Thriving as a digital publisher is a challenge anywhere, but those in lower-income countries and in repressive media environments face additional hurdles. A new report by the World Association of Newspapers and News Publishers (WAN-IFRA) looks at the experiences of 54 digital publishers in East Africa, South Africa, Jordan, Egypt, Palestine, the Philippines, Malaysia, Indonesia, Ecuador, Mexico, and Colombia, all of which were participants in the organization’s Strengthening Media and Society program.
The report, Unlocking Journalism Resilience, focuses on factors that contribute to resilience in these “flawed markets,” including:
- Networks and partnerships. Publishers reported that collaborations and professional networks helped them in many ways, but “some raised cautions that media organization networks were mostly from the authorities, or that insights from professional networks did not always permeate the entire organization.”
- Organizational operations. Many said they used analytics for real-time feedback. The report notes: “Three publishers reported the positive impact of installing monitors showing story performance statistics to inform journalists about which stories were being most read. The public display allowed journalists to see story performance in real time, select headlines, performance by subject and writer, audience engagement and retention.” And in the Philippines, “Newsline.ph had tied the revenue plan directly to place-based metrics which are used to indicate to potential advertisers reach and impact.” Meanwhile, convergence between print and online (or radio and online) occurred at varied paces, with some outlets creating special labs to innovate in digital storytelling.
- Digital content production. Publishers diversified their output across print, websites, blogging platforms, and social media. Several sites experimented with data journalism, “credited with boosting user engagement time on sites.” Some invested in new equipment for their reporters to produce multimedia content, but “others faced barriers to advanced digital storytelling including content management systems ill-equipped to carry complex data journalism and financial resource limitations.”
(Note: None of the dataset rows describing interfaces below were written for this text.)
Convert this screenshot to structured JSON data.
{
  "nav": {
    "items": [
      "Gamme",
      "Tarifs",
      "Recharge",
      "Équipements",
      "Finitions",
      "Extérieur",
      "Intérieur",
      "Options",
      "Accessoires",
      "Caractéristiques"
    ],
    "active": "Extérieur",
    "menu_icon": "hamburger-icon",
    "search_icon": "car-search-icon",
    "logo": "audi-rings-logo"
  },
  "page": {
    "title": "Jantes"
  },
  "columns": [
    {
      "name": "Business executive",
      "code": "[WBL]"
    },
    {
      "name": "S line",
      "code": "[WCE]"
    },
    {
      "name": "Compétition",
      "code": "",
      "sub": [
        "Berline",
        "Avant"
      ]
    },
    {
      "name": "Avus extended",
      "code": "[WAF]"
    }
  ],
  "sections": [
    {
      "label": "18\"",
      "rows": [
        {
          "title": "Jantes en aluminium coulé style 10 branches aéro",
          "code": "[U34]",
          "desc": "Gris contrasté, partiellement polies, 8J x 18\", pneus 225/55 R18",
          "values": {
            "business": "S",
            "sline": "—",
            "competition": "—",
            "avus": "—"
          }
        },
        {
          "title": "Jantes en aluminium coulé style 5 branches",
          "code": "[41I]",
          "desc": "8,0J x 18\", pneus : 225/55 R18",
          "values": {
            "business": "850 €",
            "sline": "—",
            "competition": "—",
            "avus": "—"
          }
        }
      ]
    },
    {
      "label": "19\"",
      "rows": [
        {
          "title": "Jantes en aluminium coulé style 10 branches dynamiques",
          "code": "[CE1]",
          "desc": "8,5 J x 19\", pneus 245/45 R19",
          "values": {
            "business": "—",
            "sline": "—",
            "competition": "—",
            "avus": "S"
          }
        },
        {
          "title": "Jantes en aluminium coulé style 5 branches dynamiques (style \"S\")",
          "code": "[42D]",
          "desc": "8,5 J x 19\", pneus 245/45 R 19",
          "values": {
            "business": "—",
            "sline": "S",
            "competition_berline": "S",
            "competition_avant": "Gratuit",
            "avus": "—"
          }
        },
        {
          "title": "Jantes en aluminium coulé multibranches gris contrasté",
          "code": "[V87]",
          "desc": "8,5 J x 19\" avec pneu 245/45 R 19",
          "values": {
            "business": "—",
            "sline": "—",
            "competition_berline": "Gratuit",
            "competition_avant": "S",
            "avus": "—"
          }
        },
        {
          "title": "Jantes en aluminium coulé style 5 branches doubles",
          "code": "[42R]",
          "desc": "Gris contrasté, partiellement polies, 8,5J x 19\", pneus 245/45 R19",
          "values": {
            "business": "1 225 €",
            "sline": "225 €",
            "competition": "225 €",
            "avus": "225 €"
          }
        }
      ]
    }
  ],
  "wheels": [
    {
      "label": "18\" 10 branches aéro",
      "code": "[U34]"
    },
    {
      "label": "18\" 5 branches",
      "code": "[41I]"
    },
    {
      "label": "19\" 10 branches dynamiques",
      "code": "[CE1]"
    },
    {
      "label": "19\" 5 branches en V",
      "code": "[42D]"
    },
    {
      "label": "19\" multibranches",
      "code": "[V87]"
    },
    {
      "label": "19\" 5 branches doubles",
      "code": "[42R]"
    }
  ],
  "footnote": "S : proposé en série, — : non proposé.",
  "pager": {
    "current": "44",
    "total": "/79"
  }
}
- Audience engagement. In these markets, topics like social justice and press freedom saw high levels of engagement. “Initiatives to boost audience engagement happened online by producing original content and encouraging readers to contribute their views on press freedom. Audiences were notably passionate about social justice issues, matters of privacy, corruption, and big crimes and expressed themselves across platforms when such issues were covered.” In South Africa, GroundUp “launched community meet-and-greets, outreach events where they visit the communities covered on the site with a printed newsletter of example stories to boost digital followers.”
WAN-IFRA’s report also looks at revenue models, including classified advertising, advertising networks, display advertising, sponsored content, and membership and subscription models.
Check out the full report here.